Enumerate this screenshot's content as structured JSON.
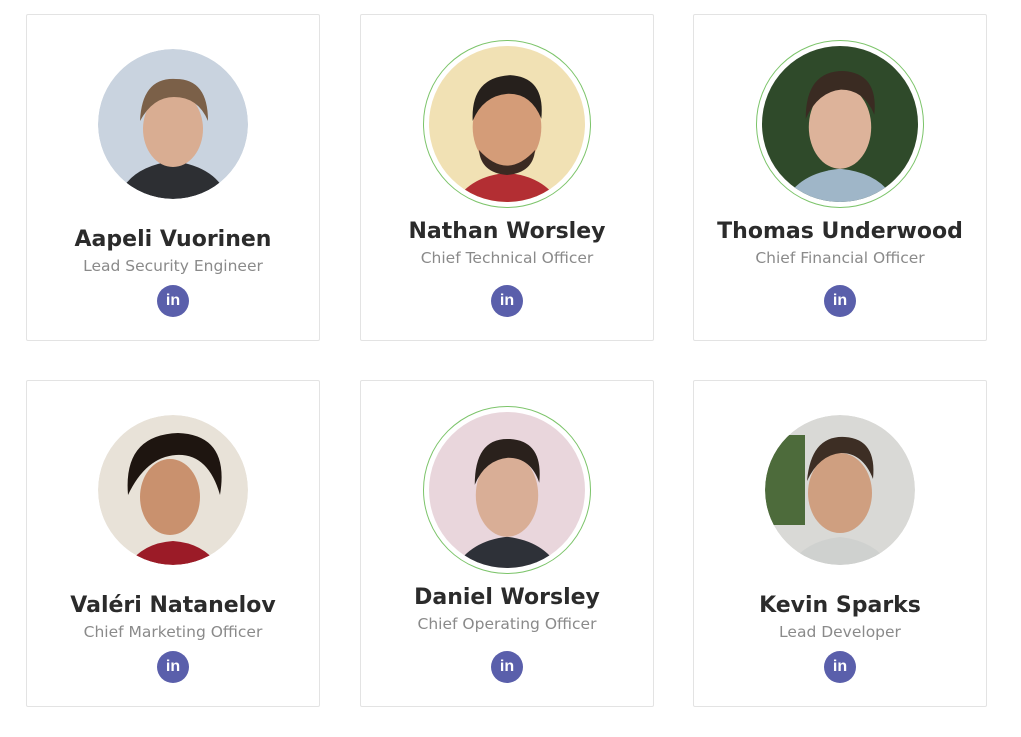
{
  "team": {
    "members": [
      {
        "name": "Aapeli Vuorinen",
        "role": "Lead Security Engineer",
        "linkedin_label": "in"
      },
      {
        "name": "Nathan Worsley",
        "role": "Chief Technical Officer",
        "linkedin_label": "in"
      },
      {
        "name": "Thomas Underwood",
        "role": "Chief Financial Officer",
        "linkedin_label": "in"
      },
      {
        "name": "Valéri Natanelov",
        "role": "Chief Marketing Officer",
        "linkedin_label": "in"
      },
      {
        "name": "Daniel Worsley",
        "role": "Chief Operating Officer",
        "linkedin_label": "in"
      },
      {
        "name": "Kevin Sparks",
        "role": "Lead Developer",
        "linkedin_label": "in"
      }
    ]
  },
  "colors": {
    "linkedin_badge": "#5a5fab",
    "avatar_ring": "#7cc46a",
    "name_text": "#2b2b2b",
    "role_text": "#8a8a8a"
  },
  "icons": {
    "linkedin": "linkedin-icon"
  }
}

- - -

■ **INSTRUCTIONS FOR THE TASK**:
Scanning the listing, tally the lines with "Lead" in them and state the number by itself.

■ **TASK RESULT**:
2